Healthy, Good Eating
Posted 14 December 2003 - 09:29 PM
You've done more than any other mainstream writer to debunk the phobias promoted by the nutritional establishment-- particularly needless prohibitions of healthful fats, salt, and alcohol.
But as recent research seems to confirm more and more of what you've been saying for years, it also seems like there's no easy answer. We in New York City can't, for example, simply eat a lot of duck and drink a lot of wine, and assume we'll have the same low rate of heart disease that they do in the Perigord. It seems there are a number of other factors-- vegetables eaten with the meal, sedentary vs. active lifestyles, portion size, and numerous other things-- that would play into any serious attempt to control one's own risks of this or that terminal condition.

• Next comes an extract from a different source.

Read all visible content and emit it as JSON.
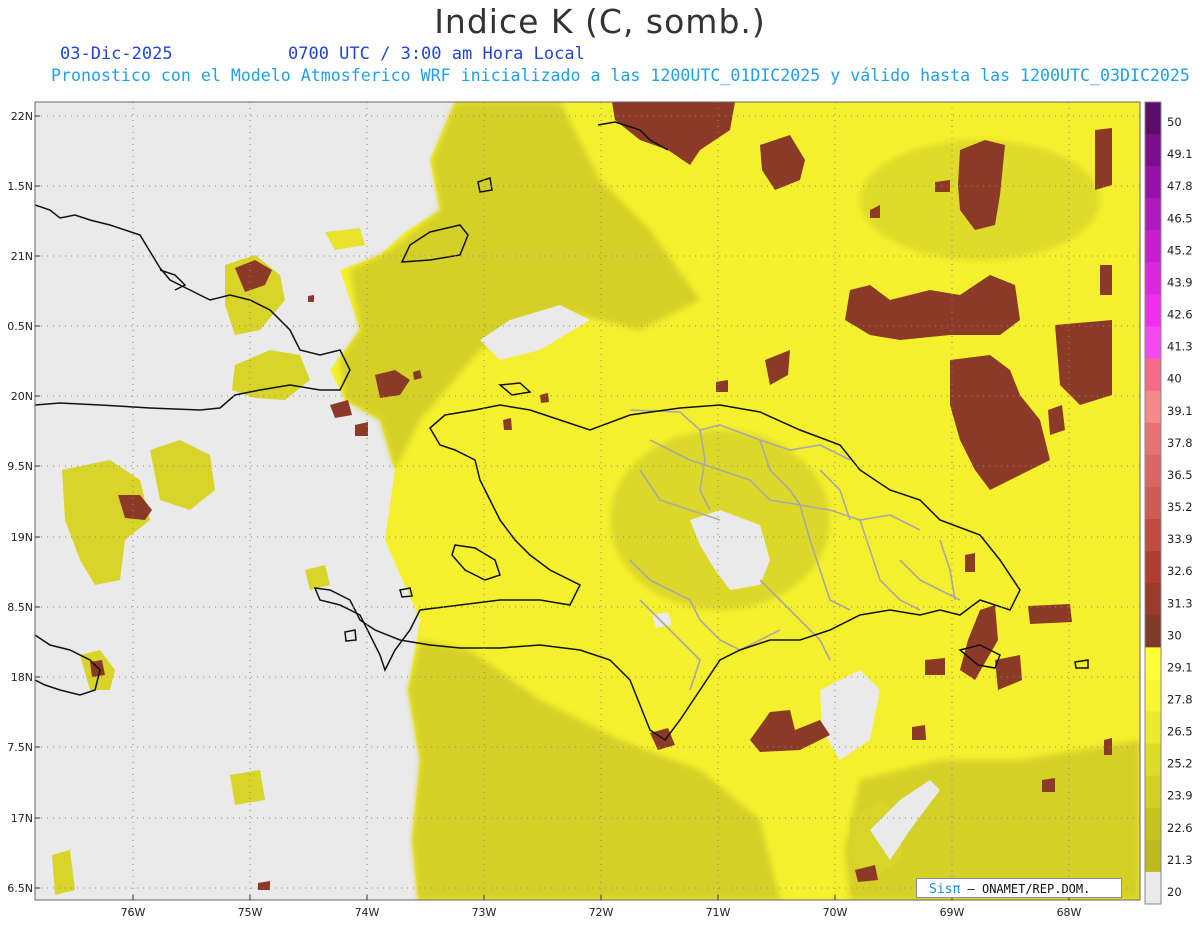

My question for you is this: do you believe that one should try to "eat healthy?" If so, do you? And what does this mean to you? Does this mean that you should limit your intake of any particular, delicious thing, such as some (but not all) animal fat?
Or in the alternative, is it enough to debunk the nutritional fads of today (as you so often do) and try to simply keep a balance in one's life of all things?
And a related follow up: if you're familiar with Sally Schneider's A New Way to Cook, I'd like to know your opinion of it.
but we like hot butter on our breakfast toast!"
Posted 21 December 2003 - 08:47 PM
In 1995, Walter Willett at Harvard wrote an article in Science (a peer-review journal) entitled "What Should We Eat?" He reviewed the literature up to that point. He identified only three foods, as I remember it, that had been reliably linked to chronic disease: trans-fatty acids, unfermented dairy products, and beef--perhaps the red part more than the fat. And that was it. Since then, the Harvard group has taken up the glycemic index and stressed whole grains versus white sugar (and potatoes). They've not found that saturated fat is related to any cancer; the red part of beef may be linked to prostate cancer. There's a way out here, but you have to start early: I've found a peer-reviewed paper showing that your chances of getting a serious case of prostate cancer is lowered if you masterbated a lot in your twenties. They've also found with research in their Nurses' study that eating roughage, e.g. salad, does not lessen your risk of colon cancer. And, of course, that if you reduce your intake of saturated fat but eat the same number of calories, it's much better to increase your intake of vegetable fat than to increase carbohydrates. But that was before they got excited about the glycemic index.
(I was on some panel at the Harvard School of Public health in January 2003, shortly after their work on the glycemic index was published. I bemoaned the stress on whole grains. I pointed out that very few traditional cultures eat brown rice, whole wheat pasta, etc. They were unmoved.)
Since then, on a trip to India, my wife and I stayed with two art-history professors who have never tasted animal flesh in their lives. Or eggs. Their protein comes mainly from pulses, grams, beans, lentils, etc. I'll write about this in Vogue. But the result was that I found myself completely satisfied. Although I've ridiculed vegetarians all my professional life, and still do, my recent eating pattern has been largely North Indian vegetarian, with meat mainly in restaurants--oh, plus I also roasted two lambs and a kid in San Diego. It's not a religious thing, for me at least. Nor is it an obsession. And American vegetarian food, with the dreaded crudite at the top of the pyramid, doesn't do the trick. I think it's the combination of stomach-filling lentils and hot spices that satisfy the tongue.
Maybe it's all go away. Maybe I'm under the sway of a sinister Hindu trance. But if the answer to healthy eating is a largely vegetarian diet with whole grains (but not the awful whole wheat American bread), plus mouthwatering forays into steak, game birds, and fish , when you feel like it and when the quality is really high--this would not bother me at all. At least at present. The pastrami and barbecue must be made with the highest artistry.
Posted 22 December 2003 - 12:26 AM
Posted 22 December 2003 - 01:45 AM
Posted 23 December 2003 - 11:24 PM
Co-author of Serious Barbecue, which is in stores now!
"For those of you following along, JJ is one of these hummingbird-metabolism types. He weighs something like eleven pounds but he can eat more than me and Jason put together..." -Fat Guy
Posted 24 December 2003 - 10:02 AM
Very nicely put, thank you. It's not often I read something written by a lay or professional that puts the state of nutritional science so succinctly.
In 1995, Walter Willett at Harvard wrote an article in Science (a peer-review journal) entitled "What Should We Eat?" He
But I have to point out that saying Science is a peer-reviewed journal is sorta like saying Everest is a tall mountain!